The vast majority of systems do not need microsecond-level real-time performance. FAA certified flight simulators have time constraints that are easily met by Phidgets, and systems from industrial control monitoring systems to data loggers can easily operate on half a second of lag. Even live interactive art has been done with Phidgets, without perceptible delay in responsiveness, but some artists may be more choosey. Certain types of medical applications, transportation systems, nuclear plant/reactor monitoring and other mission critical applications rely more on nanosecond performance.
Keep the final application – if it needs to be standalone and what level of responsiveness is required – in mind. While there are many aspects to choosing hardware for the prototype, remember that more than half of prototypes end up using the same hardware in the final implementation, so choosing a solution that can be put into the final product is a huge benefit.
Choosing the right hardware for prototyping enables quick development and efficient design. The key factors that will influence the decision are the time and effort required for developing a working prototype, the ability to create a usable prototype for testing, and the price.

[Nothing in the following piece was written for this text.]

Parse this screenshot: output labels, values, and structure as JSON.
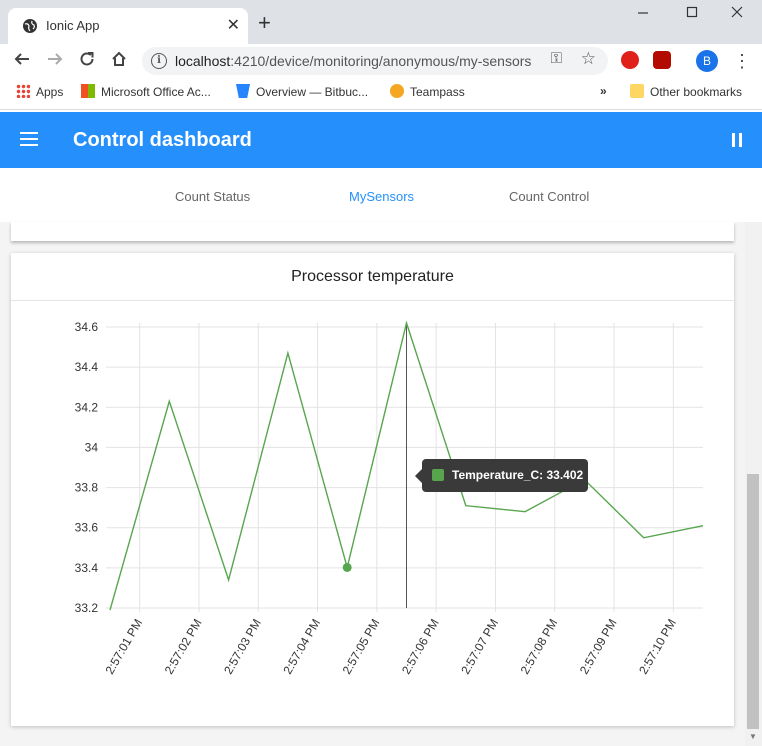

All three hardware solutions presented can meet these requirements, but for someone unfamiliar with the language and software provided by Arduino or National Instruments or needing to connect to other resources through the application, Phidgets is the best fit, and still comes at a reasonable price.